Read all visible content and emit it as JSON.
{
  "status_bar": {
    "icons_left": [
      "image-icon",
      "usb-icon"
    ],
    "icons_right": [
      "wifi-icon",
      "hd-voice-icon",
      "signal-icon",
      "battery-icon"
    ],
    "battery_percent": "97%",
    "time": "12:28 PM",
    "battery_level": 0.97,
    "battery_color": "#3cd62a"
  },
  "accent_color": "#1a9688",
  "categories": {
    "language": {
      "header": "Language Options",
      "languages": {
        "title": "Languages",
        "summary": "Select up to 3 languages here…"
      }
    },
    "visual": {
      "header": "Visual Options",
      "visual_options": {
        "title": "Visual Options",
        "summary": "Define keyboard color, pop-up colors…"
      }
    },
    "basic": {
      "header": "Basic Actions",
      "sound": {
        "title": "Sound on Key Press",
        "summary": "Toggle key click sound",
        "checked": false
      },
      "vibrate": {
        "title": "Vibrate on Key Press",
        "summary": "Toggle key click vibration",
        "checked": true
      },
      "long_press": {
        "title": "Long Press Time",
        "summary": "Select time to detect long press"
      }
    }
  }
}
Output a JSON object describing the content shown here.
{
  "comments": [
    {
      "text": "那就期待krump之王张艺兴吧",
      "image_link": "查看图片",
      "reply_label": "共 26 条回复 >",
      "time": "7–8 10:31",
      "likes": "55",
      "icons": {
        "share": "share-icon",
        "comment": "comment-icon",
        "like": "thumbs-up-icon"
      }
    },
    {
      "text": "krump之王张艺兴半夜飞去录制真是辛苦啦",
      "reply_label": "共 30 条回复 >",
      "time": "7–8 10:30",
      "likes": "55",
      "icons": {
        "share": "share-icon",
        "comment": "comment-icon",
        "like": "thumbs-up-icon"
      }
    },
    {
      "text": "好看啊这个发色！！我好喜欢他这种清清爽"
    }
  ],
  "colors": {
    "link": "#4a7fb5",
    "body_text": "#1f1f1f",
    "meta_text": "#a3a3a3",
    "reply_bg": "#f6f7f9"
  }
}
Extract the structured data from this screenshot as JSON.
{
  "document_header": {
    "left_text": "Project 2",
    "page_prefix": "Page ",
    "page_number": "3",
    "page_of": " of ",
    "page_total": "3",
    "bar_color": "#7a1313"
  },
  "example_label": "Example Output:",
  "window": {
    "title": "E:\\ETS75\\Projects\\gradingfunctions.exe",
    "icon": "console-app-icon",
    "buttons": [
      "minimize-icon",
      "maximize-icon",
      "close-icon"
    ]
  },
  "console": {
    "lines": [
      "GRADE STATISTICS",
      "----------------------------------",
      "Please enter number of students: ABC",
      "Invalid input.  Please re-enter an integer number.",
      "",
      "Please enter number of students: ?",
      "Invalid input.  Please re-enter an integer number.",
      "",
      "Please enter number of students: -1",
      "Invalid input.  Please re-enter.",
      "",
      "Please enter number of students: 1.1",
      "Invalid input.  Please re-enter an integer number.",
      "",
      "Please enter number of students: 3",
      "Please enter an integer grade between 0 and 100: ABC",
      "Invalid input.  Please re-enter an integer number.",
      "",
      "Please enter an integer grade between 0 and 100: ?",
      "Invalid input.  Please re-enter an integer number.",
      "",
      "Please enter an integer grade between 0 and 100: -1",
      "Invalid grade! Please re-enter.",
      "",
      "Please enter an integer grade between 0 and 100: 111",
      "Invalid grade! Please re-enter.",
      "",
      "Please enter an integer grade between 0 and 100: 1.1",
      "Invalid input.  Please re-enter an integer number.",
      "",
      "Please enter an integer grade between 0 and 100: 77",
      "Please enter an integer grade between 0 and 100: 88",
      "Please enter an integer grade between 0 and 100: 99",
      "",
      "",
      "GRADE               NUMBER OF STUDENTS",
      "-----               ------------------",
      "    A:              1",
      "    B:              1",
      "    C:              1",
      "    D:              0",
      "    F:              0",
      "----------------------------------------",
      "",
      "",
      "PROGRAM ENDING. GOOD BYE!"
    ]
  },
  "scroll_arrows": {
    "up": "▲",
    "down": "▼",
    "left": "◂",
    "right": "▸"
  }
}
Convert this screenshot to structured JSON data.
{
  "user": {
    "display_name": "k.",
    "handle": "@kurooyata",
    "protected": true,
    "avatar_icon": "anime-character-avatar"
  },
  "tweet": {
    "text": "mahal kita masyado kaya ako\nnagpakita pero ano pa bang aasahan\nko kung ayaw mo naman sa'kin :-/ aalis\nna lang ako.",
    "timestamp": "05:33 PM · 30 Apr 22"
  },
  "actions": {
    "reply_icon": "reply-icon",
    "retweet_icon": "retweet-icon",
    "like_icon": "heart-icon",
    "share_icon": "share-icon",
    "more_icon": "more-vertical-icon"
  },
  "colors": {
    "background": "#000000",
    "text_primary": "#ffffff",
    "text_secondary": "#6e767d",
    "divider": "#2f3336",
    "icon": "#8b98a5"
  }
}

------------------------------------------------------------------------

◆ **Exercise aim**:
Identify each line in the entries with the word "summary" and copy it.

◆ **Answer section**:
        "summary": "Select up to 3 languages here…"
        "summary": "Define keyboard color, pop-up colors…"
        "summary": "Toggle key click sound",
        "summary": "Toggle key click vibration",
        "summary": "Select time to detect long press"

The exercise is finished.